* DATA TO USE *
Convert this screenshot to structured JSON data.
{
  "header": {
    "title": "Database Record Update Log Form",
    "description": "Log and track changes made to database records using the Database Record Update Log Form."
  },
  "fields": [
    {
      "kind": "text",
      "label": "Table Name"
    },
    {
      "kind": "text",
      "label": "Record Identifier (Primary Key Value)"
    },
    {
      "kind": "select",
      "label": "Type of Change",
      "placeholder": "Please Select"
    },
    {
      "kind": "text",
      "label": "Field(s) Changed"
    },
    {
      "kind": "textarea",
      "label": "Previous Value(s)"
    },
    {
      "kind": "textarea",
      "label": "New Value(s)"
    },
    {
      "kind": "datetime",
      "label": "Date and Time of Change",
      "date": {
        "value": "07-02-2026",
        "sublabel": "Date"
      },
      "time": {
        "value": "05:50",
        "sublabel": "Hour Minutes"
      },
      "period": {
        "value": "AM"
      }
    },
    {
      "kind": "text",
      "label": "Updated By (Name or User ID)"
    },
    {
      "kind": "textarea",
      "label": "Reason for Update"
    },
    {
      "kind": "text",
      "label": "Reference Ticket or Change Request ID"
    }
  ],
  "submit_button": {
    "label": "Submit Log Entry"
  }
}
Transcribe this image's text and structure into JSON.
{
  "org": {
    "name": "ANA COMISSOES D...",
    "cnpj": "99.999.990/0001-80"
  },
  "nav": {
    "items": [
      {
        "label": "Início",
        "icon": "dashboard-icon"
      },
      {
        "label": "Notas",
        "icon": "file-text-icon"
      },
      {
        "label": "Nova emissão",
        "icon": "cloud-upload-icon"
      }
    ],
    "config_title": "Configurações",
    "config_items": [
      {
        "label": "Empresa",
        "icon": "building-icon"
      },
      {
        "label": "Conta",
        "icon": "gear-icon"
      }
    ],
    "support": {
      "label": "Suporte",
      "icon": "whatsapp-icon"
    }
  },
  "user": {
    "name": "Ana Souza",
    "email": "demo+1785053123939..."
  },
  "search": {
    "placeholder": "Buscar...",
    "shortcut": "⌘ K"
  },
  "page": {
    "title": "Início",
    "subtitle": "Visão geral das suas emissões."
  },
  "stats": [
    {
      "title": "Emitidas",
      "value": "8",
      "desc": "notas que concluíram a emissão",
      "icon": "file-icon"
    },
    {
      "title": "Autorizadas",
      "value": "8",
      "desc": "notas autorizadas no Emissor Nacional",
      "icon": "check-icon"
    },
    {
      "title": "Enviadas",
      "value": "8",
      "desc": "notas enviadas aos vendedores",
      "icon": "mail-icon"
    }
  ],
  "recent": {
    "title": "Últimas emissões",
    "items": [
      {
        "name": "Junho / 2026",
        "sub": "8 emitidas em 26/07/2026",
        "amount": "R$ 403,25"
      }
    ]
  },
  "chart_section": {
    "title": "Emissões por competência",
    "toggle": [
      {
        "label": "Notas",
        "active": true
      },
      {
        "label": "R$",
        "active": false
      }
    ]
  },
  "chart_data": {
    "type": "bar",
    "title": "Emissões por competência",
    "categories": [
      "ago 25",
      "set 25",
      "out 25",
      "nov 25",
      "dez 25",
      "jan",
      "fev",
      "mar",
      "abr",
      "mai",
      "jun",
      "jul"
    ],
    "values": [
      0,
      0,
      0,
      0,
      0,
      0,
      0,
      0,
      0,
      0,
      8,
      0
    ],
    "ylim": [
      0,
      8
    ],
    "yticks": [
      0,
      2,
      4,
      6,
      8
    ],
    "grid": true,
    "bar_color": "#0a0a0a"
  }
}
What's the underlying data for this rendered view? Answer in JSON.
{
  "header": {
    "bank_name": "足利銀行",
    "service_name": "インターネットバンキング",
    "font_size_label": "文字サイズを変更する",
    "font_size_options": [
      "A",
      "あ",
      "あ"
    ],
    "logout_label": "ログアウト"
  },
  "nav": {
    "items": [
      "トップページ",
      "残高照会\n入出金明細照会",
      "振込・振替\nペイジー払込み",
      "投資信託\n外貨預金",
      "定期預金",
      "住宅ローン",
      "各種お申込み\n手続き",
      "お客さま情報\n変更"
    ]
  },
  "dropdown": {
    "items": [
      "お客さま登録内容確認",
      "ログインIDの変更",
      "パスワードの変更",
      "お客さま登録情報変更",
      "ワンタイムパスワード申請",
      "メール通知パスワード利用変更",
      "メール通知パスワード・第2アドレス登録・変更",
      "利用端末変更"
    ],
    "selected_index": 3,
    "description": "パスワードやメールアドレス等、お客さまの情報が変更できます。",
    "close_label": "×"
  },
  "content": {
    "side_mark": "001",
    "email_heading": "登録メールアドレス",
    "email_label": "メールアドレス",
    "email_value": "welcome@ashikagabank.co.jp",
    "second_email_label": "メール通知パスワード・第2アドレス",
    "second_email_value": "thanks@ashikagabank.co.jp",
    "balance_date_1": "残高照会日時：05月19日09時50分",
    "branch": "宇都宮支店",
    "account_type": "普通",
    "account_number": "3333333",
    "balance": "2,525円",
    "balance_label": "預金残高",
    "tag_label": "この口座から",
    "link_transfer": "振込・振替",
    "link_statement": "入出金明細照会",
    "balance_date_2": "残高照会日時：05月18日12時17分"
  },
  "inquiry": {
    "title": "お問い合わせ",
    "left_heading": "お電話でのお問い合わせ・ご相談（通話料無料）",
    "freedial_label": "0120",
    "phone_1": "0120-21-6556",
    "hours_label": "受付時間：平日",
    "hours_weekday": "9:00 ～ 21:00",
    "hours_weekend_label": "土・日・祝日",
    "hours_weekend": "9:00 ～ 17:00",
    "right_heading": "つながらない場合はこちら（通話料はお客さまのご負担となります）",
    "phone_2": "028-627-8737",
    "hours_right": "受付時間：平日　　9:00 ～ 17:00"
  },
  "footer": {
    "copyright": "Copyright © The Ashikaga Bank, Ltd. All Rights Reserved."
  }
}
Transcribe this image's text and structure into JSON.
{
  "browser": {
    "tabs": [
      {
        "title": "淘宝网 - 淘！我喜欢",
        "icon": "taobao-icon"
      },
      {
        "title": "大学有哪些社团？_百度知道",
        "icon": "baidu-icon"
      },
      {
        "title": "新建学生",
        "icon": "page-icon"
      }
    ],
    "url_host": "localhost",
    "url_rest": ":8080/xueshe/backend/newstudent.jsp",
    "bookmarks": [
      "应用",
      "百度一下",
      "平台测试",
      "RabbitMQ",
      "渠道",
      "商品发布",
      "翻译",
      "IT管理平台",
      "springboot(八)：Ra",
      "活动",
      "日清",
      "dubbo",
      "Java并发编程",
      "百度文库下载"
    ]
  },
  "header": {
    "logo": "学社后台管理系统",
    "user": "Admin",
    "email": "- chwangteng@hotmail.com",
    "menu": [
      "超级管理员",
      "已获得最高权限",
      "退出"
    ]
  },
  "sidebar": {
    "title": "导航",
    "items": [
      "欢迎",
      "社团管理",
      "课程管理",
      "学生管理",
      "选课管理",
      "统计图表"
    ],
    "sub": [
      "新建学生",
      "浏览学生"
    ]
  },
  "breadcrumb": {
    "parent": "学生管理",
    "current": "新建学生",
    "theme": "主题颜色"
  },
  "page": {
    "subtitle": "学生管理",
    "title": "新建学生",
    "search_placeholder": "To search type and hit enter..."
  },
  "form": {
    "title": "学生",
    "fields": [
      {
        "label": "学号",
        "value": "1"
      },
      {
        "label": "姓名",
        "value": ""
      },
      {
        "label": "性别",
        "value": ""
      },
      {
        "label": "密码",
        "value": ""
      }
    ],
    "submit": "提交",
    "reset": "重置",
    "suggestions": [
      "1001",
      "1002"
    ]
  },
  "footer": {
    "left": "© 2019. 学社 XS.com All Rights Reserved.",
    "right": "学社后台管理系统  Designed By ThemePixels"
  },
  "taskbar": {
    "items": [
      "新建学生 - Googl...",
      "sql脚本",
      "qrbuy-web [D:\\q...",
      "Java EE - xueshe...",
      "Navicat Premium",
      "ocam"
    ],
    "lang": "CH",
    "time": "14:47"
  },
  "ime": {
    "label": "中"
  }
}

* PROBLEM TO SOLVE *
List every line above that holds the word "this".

* ANSWER BELOW *
Convert this screenshot to structured JSON data.
Transcribe this image's text and structure into JSON.
What's the underlying data for this rendered view? Answer in JSON.
Transcribe this image's text and structure into JSON.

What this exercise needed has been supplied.